■ Records to use:
* * *

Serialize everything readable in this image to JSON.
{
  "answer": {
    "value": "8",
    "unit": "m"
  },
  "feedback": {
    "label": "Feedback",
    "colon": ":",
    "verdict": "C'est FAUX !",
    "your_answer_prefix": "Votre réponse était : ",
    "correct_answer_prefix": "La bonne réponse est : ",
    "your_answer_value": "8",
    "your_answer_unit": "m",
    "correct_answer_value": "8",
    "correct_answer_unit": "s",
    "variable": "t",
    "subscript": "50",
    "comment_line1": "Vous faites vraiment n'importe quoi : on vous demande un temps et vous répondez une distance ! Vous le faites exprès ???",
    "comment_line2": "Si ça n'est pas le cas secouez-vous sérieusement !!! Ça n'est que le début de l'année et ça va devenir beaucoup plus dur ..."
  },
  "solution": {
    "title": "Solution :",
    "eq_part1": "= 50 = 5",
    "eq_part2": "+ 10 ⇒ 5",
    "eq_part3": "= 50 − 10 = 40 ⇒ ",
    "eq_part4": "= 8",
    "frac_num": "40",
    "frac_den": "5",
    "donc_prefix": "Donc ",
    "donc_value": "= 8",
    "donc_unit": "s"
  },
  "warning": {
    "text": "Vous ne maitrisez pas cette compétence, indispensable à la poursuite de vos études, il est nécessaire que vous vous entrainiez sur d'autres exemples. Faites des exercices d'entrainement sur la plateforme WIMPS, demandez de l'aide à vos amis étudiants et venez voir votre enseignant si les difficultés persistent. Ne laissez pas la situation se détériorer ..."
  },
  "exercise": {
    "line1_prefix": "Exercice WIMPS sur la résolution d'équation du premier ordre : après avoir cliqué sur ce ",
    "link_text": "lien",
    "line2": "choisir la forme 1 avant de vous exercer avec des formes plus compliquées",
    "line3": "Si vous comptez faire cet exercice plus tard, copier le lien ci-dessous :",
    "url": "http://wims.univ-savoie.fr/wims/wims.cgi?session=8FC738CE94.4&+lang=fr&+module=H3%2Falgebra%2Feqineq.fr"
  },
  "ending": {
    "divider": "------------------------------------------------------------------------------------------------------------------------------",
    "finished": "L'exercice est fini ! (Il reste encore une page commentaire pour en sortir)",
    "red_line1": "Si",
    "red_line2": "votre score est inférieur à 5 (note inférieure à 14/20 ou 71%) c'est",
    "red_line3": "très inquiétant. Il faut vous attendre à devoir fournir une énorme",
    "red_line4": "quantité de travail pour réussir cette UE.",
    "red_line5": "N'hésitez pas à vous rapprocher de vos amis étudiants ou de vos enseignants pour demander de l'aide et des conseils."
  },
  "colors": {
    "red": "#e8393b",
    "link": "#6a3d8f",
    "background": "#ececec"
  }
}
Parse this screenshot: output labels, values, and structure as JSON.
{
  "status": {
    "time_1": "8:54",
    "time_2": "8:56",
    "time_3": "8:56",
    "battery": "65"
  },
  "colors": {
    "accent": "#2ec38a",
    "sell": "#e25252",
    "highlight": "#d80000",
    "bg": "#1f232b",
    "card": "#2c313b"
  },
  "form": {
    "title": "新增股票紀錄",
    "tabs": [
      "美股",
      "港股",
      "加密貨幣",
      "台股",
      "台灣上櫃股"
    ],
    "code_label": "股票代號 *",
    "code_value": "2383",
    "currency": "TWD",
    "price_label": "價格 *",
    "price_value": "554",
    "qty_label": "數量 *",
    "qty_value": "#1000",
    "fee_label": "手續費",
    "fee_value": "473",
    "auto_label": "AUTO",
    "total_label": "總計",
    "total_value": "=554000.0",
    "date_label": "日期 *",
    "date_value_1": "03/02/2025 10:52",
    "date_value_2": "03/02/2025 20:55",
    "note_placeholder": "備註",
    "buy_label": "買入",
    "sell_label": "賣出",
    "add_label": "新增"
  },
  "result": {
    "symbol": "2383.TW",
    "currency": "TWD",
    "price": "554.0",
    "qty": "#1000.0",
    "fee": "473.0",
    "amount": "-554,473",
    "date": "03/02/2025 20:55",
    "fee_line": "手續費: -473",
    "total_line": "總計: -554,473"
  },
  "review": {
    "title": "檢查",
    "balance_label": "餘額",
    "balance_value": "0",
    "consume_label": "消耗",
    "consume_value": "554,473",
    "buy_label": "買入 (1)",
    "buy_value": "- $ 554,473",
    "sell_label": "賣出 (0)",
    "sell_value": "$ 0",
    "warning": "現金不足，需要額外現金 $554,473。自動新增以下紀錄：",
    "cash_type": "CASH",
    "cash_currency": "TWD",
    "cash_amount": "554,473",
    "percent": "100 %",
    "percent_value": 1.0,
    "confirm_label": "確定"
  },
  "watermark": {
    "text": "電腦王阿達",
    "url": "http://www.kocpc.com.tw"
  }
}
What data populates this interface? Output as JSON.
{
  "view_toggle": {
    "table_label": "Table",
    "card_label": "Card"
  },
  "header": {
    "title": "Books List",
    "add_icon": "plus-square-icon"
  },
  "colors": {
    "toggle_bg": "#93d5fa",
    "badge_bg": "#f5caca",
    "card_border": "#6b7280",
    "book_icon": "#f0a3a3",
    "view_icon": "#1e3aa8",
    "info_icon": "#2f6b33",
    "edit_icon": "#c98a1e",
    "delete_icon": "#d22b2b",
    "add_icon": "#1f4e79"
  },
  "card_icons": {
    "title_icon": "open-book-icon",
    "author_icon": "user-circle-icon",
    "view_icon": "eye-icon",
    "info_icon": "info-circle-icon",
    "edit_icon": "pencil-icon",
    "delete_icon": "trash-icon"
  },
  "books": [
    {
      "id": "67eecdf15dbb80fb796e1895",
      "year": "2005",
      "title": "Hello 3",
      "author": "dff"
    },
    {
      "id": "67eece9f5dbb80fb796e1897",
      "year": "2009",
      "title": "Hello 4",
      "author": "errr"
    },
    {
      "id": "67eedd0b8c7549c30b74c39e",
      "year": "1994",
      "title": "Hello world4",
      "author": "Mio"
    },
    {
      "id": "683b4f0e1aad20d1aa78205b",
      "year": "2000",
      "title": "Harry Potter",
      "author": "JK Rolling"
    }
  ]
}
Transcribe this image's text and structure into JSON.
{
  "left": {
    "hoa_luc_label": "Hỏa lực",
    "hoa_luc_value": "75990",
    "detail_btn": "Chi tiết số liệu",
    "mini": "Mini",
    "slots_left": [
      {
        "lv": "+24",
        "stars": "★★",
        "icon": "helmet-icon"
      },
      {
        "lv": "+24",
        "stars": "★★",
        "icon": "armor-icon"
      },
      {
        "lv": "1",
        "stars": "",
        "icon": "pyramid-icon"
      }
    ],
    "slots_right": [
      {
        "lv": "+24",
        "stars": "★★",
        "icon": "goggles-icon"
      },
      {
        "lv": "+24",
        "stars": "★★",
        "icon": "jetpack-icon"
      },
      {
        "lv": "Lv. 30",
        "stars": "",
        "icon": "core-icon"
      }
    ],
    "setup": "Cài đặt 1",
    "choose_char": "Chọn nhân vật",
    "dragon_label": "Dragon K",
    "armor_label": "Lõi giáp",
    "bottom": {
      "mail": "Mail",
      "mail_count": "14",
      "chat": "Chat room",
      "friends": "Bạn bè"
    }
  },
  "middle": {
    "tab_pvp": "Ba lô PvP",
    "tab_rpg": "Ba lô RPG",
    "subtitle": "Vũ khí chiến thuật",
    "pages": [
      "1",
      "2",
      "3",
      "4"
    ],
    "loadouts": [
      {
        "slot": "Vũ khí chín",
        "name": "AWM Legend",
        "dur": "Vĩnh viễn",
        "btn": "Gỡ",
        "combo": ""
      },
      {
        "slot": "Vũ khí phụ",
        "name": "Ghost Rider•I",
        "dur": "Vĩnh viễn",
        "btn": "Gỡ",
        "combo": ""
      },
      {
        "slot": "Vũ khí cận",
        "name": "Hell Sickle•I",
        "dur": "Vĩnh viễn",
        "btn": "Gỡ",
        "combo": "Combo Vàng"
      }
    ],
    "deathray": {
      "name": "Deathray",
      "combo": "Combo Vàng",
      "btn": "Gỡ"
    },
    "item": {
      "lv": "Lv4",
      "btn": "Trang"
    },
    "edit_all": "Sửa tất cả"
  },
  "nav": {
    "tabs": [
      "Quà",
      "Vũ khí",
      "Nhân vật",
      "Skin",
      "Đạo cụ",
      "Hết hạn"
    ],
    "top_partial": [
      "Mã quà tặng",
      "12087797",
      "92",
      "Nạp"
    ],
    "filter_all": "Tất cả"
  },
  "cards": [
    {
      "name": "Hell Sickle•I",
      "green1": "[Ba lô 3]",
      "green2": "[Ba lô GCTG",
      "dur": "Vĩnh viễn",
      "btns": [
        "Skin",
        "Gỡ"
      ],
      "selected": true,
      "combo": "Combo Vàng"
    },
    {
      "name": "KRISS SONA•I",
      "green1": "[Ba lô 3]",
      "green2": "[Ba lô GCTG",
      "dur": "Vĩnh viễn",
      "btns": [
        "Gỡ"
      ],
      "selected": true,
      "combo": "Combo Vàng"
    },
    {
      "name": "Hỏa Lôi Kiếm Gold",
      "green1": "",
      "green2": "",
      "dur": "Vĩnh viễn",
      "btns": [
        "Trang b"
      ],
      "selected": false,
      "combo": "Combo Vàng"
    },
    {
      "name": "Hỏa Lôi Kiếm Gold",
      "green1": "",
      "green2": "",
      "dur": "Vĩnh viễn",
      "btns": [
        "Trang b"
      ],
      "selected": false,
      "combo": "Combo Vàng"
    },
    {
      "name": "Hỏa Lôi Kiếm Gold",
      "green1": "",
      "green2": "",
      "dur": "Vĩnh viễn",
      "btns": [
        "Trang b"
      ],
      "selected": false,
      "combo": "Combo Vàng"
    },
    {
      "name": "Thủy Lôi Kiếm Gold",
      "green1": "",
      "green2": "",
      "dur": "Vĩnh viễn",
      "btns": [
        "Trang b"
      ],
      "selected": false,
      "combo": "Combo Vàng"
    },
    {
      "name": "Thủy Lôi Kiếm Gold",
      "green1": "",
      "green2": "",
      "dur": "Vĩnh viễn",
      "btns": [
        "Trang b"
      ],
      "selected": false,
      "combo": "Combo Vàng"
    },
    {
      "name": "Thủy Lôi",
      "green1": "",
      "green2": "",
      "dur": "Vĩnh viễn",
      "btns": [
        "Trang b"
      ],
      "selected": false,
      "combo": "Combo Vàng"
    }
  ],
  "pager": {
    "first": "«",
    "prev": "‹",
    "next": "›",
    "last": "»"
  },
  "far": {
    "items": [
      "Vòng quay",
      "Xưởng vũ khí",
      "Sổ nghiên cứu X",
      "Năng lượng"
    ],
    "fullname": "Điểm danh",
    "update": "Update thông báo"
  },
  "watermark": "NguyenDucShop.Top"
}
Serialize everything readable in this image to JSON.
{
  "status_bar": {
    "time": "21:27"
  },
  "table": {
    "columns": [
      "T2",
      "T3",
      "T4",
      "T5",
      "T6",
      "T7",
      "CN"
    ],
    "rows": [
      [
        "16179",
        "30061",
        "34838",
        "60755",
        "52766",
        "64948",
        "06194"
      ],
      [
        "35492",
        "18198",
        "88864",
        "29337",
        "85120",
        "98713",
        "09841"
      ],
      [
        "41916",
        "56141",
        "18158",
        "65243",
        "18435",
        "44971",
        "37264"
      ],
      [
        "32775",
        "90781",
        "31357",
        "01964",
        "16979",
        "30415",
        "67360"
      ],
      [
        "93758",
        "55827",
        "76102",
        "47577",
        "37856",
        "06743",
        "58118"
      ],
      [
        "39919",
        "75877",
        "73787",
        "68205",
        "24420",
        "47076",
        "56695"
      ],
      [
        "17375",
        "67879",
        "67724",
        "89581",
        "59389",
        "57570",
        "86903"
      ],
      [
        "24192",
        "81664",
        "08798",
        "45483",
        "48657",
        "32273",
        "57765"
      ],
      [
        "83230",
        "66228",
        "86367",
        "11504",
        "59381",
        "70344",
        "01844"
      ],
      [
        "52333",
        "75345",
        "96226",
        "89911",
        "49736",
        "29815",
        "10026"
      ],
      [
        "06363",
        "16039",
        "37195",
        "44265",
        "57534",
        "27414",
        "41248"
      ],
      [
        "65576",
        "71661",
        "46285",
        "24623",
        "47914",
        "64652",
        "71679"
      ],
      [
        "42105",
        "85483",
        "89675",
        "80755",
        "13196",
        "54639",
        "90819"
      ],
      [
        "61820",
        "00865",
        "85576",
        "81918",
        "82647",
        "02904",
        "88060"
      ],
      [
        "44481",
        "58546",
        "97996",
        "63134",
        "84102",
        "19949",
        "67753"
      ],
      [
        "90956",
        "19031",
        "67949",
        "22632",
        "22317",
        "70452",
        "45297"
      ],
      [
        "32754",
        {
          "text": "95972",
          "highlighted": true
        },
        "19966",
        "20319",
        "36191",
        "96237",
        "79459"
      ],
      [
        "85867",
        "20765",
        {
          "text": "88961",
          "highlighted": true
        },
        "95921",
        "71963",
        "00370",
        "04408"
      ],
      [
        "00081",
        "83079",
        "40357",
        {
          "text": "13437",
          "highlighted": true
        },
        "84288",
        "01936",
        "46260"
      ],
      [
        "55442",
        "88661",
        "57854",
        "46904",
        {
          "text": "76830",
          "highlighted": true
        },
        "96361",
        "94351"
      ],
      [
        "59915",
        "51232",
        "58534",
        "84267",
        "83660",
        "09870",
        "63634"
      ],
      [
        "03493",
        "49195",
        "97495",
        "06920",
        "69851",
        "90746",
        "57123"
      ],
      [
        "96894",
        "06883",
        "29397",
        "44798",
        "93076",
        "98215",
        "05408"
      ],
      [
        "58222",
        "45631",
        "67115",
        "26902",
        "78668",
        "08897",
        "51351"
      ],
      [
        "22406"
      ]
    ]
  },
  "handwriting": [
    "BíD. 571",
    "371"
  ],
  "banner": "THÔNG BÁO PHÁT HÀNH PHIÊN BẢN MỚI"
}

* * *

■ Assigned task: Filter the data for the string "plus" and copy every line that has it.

■ Answer for this exercise:
    "comment_line2": "Si ça n'est pas le cas secouez-vous sérieusement !!! Ça n'est que le début de l'année et ça va devenir beaucoup plus dur ..."
    "line2": "choisir la forme 1 avant de vous exercer avec des formes plus compliquées",
    "line3": "Si vous comptez faire cet exercice plus tard, copier le lien ci-dessous :",
    "add_icon": "plus-square-icon"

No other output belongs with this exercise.